### [WHAT YOU ARE ASKED TO DO]
Every record should be copied exactly, and the images omitted.

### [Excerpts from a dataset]
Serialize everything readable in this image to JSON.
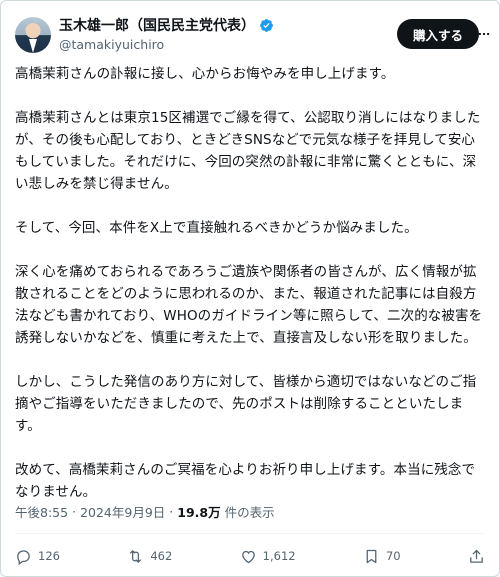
{
  "author": {
    "display_name": "玉木雄一郎（国民民主党代表）",
    "handle": "@tamakiyuichiro",
    "verified_icon": "verified-badge-icon",
    "verified_color": "#1d9bf0"
  },
  "header": {
    "subscribe_label": "購入する",
    "more_icon": "more-icon"
  },
  "post": {
    "paragraphs": [
      "高橋茉莉さんの訃報に接し、心からお悔やみを申し上げます。",
      "高橋茉莉さんとは東京15区補選でご縁を得て、公認取り消しにはなりましたが、その後も心配しており、ときどきSNSなどで元気な様子を拝見して安心もしていました。それだけに、今回の突然の訃報に非常に驚くとともに、深い悲しみを禁じ得ません。",
      "そして、今回、本件をX上で直接触れるべきかどうか悩みました。",
      "深く心を痛めておられるであろうご遺族や関係者の皆さんが、広く情報が拡散されることをどのように思われるのか、また、報道された記事には自殺方法なども書かれており、WHOのガイドライン等に照らして、二次的な被害を誘発しないかなどを、慎重に考えた上で、直接言及しない形を取りました。",
      "しかし、こうした発信のあり方に対して、皆様から適切ではないなどのご指摘やご指導をいただきましたので、先のポストは削除することといたします。",
      "改めて、高橋茉莉さんのご冥福を心よりお祈り申し上げます。本当に残念でなりません。"
    ]
  },
  "meta": {
    "time": "午後8:55",
    "separator": "·",
    "date": "2024年9月9日",
    "views_count": "19.8万",
    "views_label": "件の表示"
  },
  "actions": {
    "reply": {
      "icon": "reply-icon",
      "count": "126"
    },
    "repost": {
      "icon": "repost-icon",
      "count": "462"
    },
    "like": {
      "icon": "heart-icon",
      "count": "1,612"
    },
    "bookmark": {
      "icon": "bookmark-icon",
      "count": "70"
    },
    "share": {
      "icon": "share-icon"
    }
  }
}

### [ANSWER SECTION]
Serialize everything readable in this image to JSON.
{
  "author": {
    "display_name": "玉木雄一郎（国民民主党代表）",
    "handle": "@tamakiyuichiro",
    "verified_icon": "verified-badge-icon",
    "verified_color": "#1d9bf0"
  },
  "header": {
    "subscribe_label": "購入する",
    "more_icon": "more-icon"
  },
  "post": {
    "paragraphs": [
      "高橋茉莉さんの訃報に接し、心からお悔やみを申し上げます。",
      "高橋茉莉さんとは東京15区補選でご縁を得て、公認取り消しにはなりましたが、その後も心配しており、ときどきSNSなどで元気な様子を拝見して安心もしていました。それだけに、今回の突然の訃報に非常に驚くとともに、深い悲しみを禁じ得ません。",
      "そして、今回、本件をX上で直接触れるべきかどうか悩みました。",
      "深く心を痛めておられるであろうご遺族や関係者の皆さんが、広く情報が拡散されることをどのように思われるのか、また、報道された記事には自殺方法なども書かれており、WHOのガイドライン等に照らして、二次的な被害を誘発しないかなどを、慎重に考えた上で、直接言及しない形を取りました。",
      "しかし、こうした発信のあり方に対して、皆様から適切ではないなどのご指摘やご指導をいただきましたので、先のポストは削除することといたします。",
      "改めて、高橋茉莉さんのご冥福を心よりお祈り申し上げます。本当に残念でなりません。"
    ]
  },
  "meta": {
    "time": "午後8:55",
    "separator": "·",
    "date": "2024年9月9日",
    "views_count": "19.8万",
    "views_label": "件の表示"
  },
  "actions": {
    "reply": {
      "icon": "reply-icon",
      "count": "126"
    },
    "repost": {
      "icon": "repost-icon",
      "count": "462"
    },
    "like": {
      "icon": "heart-icon",
      "count": "1,612"
    },
    "bookmark": {
      "icon": "bookmark-icon",
      "count": "70"
    },
    "share": {
      "icon": "share-icon"
    }
  }
}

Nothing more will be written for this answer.